Influence of the distribution and infection rates of psyllids on the vectoring ability of European stone fruit yellows in Switzerland
European stone fruit yellows (ESFY) is caused by the phytoplasma Candidatus Phytoplasma prunorum, which is transmitted from plant to plant by insects of the genus Cacopsylla. Better knowledge of vector distribution in the orchards and on wild host plants is crucial for controlling the disease and preventing its spread. Cacopsylla pruni is known as the vector of ESFY. Recently, a second psyllid, Cacopsylla pinihiemata, has been identified as a vector; however, its vectoring capacity for ESFY phytoplasma is still unknown. The objective of this study was to map the distribution of psyllids in Switzerland and to determine the percentage of infested adults. The occurrence of psyllid species was monitored by sweeping techniques, and the percentage of infested adults was analyzed by nested PCR. Psyllid monitoring revealed that C. pruni is present in every Swiss region, with a similar population density in the different locations. In contrast, C. pinihiemata was only captured in Valais (southwest), the main apricot production area. This is probably due to the presence of specific conifers, which are the overwintering hosts for C. pinihiemata. Infested psyllid adults were found in half of the monitored regions. The percentage varied between 1.3 and 18.2% and was not higher in the apricot production area. Surprisingly, in 2013, ESFY infestation was only found in C. pruni and not in C. pinihiemata. However, in 2012, C. pinihiemata was also infested by Ca. P. prunorum. The capacity of the two psyllids in ESFY vectoring, their importance in ESFY epidemiology and the consequences on ESFY control strategies are discussed.

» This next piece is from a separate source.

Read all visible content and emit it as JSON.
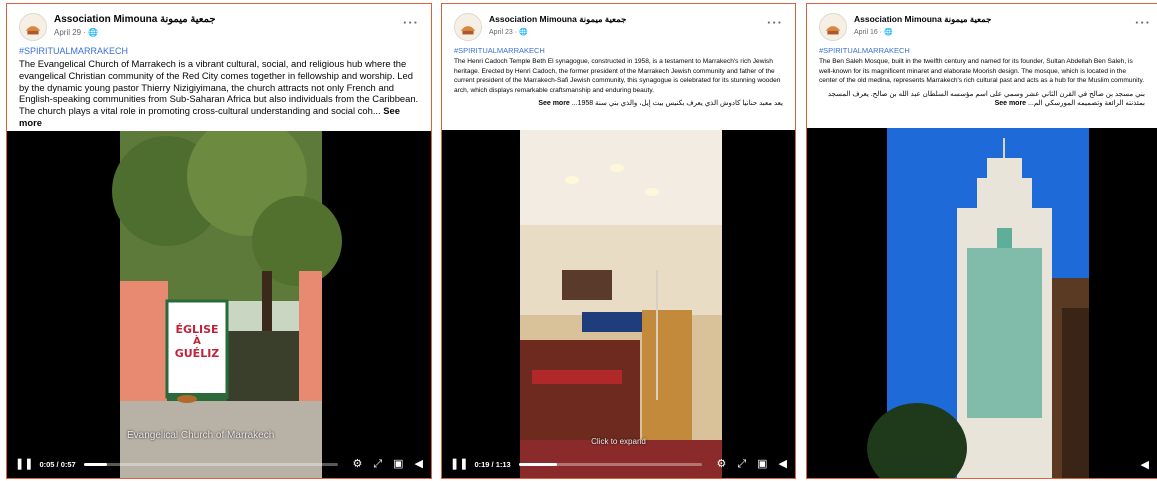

Andrianjaka-Camps, Z.N., Schaerer, S., Kuske, S., Bünter, M., Sauvion, N. and Christen, D. (2018). Influence of the distribution and infection rates of psyllids on the vectoring ability of European stone fruit yellows in Switzerland. Acta Hortic. 1214, 239-242

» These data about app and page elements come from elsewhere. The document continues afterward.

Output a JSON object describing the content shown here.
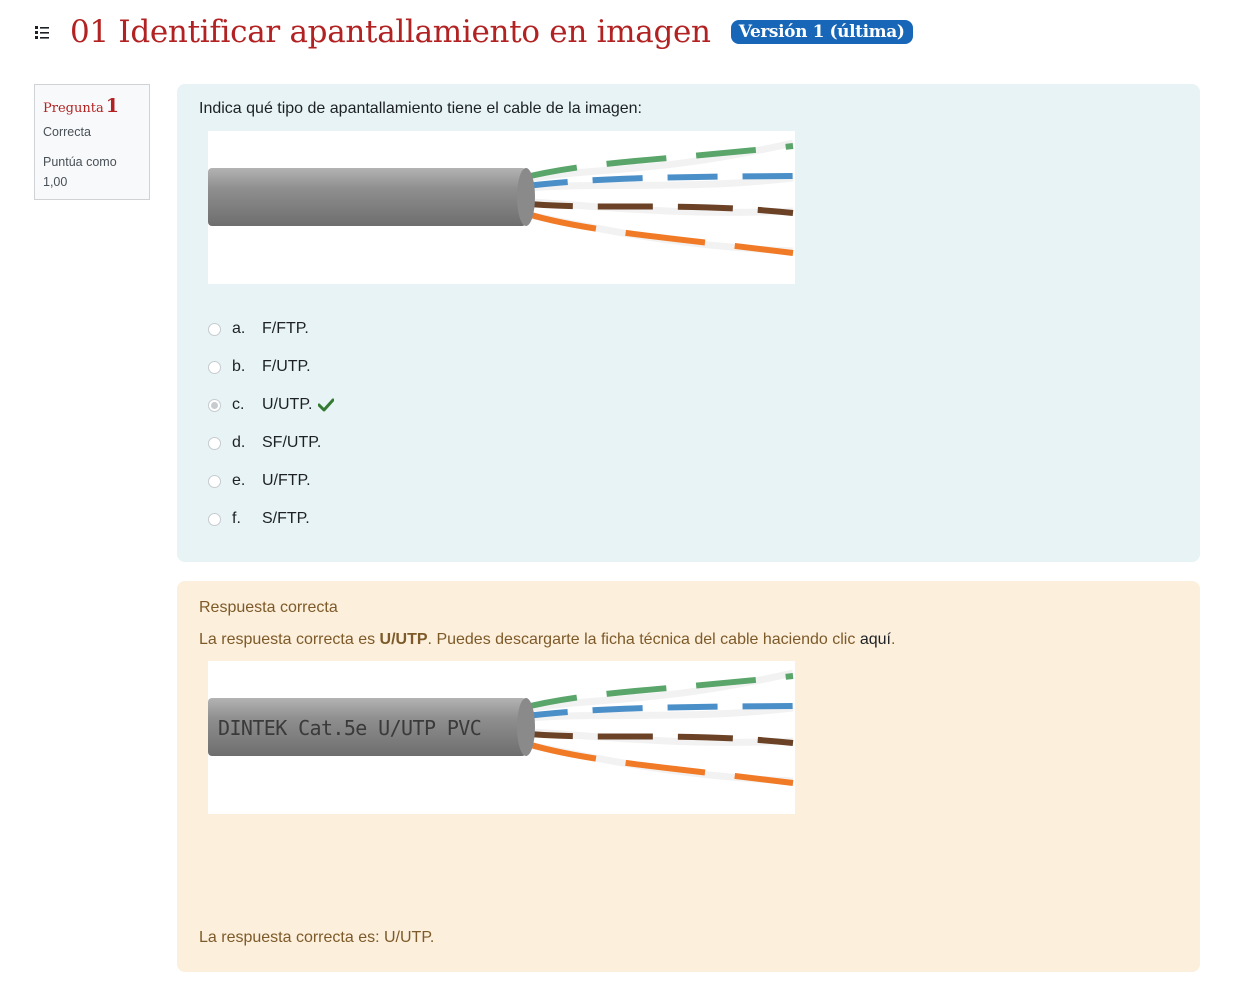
{
  "header": {
    "title": "01 Identificar apantallamiento en imagen",
    "version_badge": "Versión 1 (última)"
  },
  "question_info": {
    "label": "Pregunta",
    "number": "1",
    "state": "Correcta",
    "grade": "Puntúa como 1,00"
  },
  "question": {
    "text": "Indica qué tipo de apantallamiento tiene el cable de la imagen:",
    "options": [
      {
        "letter": "a.",
        "text": "F/FTP.",
        "selected": false
      },
      {
        "letter": "b.",
        "text": "F/UTP.",
        "selected": false
      },
      {
        "letter": "c.",
        "text": "U/UTP.",
        "selected": true,
        "correct": true
      },
      {
        "letter": "d.",
        "text": "SF/UTP.",
        "selected": false
      },
      {
        "letter": "e.",
        "text": "U/FTP.",
        "selected": false
      },
      {
        "letter": "f.",
        "text": "S/FTP.",
        "selected": false
      }
    ]
  },
  "feedback": {
    "title": "Respuesta correcta",
    "text_before": "La respuesta correcta es ",
    "answer_bold": "U/UTP",
    "text_after": ". Puedes descargarte la ficha técnica del cable haciendo clic ",
    "link": "aquí",
    "text_end": ".",
    "cable_print": "DINTEK Cat.5e U/UTP PVC",
    "right_answer": "La respuesta correcta es: U/UTP."
  },
  "colors": {
    "title": "#b22222",
    "badge": "#1766b7",
    "formulation_bg": "#e7f3f5",
    "feedback_bg": "#fcefdc",
    "feedback_text": "#7d5a29",
    "correct_check": "#357a32"
  },
  "icons": {
    "header": "list-icon",
    "correct": "check-icon",
    "cable": "cable-photo"
  }
}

Prunus armeniaca, Prunus spinosa, psyllid monitoring, sweeping techniques, 'Candidatus Phytoplasma prunorum'